#### [Problem requirements]
Repeat every entry below exactly as given.

━━━━━━━━━━━━━━━━━━━━

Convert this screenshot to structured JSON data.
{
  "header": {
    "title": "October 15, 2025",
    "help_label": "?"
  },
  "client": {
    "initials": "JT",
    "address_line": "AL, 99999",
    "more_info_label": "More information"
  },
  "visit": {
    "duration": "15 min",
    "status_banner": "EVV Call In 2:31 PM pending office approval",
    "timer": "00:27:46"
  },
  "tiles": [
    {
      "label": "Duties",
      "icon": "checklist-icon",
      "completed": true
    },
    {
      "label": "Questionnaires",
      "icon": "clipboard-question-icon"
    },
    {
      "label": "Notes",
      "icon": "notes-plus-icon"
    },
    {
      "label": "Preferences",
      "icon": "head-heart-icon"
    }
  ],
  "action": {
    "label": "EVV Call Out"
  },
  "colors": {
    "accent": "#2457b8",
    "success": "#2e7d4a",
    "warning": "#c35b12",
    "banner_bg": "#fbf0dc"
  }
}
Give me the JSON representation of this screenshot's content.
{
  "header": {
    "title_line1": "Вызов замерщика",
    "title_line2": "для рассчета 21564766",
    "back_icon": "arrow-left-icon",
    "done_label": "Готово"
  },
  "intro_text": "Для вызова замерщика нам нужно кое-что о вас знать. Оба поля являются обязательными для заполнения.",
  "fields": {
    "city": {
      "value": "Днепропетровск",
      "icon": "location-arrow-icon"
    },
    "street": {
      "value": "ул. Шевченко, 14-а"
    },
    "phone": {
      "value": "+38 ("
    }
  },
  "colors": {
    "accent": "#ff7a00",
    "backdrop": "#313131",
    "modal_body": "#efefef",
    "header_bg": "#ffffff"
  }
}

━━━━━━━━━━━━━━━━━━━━

#### [Answer box]
Convert this screenshot to structured JSON data.
{
  "header": {
    "title": "October 15, 2025",
    "help_label": "?"
  },
  "client": {
    "initials": "JT",
    "address_line": "AL, 99999",
    "more_info_label": "More information"
  },
  "visit": {
    "duration": "15 min",
    "status_banner": "EVV Call In 2:31 PM pending office approval",
    "timer": "00:27:46"
  },
  "tiles": [
    {
      "label": "Duties",
      "icon": "checklist-icon",
      "completed": true
    },
    {
      "label": "Questionnaires",
      "icon": "clipboard-question-icon"
    },
    {
      "label": "Notes",
      "icon": "notes-plus-icon"
    },
    {
      "label": "Preferences",
      "icon": "head-heart-icon"
    }
  ],
  "action": {
    "label": "EVV Call Out"
  },
  "colors": {
    "accent": "#2457b8",
    "success": "#2e7d4a",
    "warning": "#c35b12",
    "banner_bg": "#fbf0dc"
  }
}
Give me the JSON representation of this screenshot's content.
{
  "header": {
    "title_line1": "Вызов замерщика",
    "title_line2": "для рассчета 21564766",
    "back_icon": "arrow-left-icon",
    "done_label": "Готово"
  },
  "intro_text": "Для вызова замерщика нам нужно кое-что о вас знать. Оба поля являются обязательными для заполнения.",
  "fields": {
    "city": {
      "value": "Днепропетровск",
      "icon": "location-arrow-icon"
    },
    "street": {
      "value": "ул. Шевченко, 14-а"
    },
    "phone": {
      "value": "+38 ("
    }
  },
  "colors": {
    "accent": "#ff7a00",
    "backdrop": "#313131",
    "modal_body": "#efefef",
    "header_bg": "#ffffff"
  }
}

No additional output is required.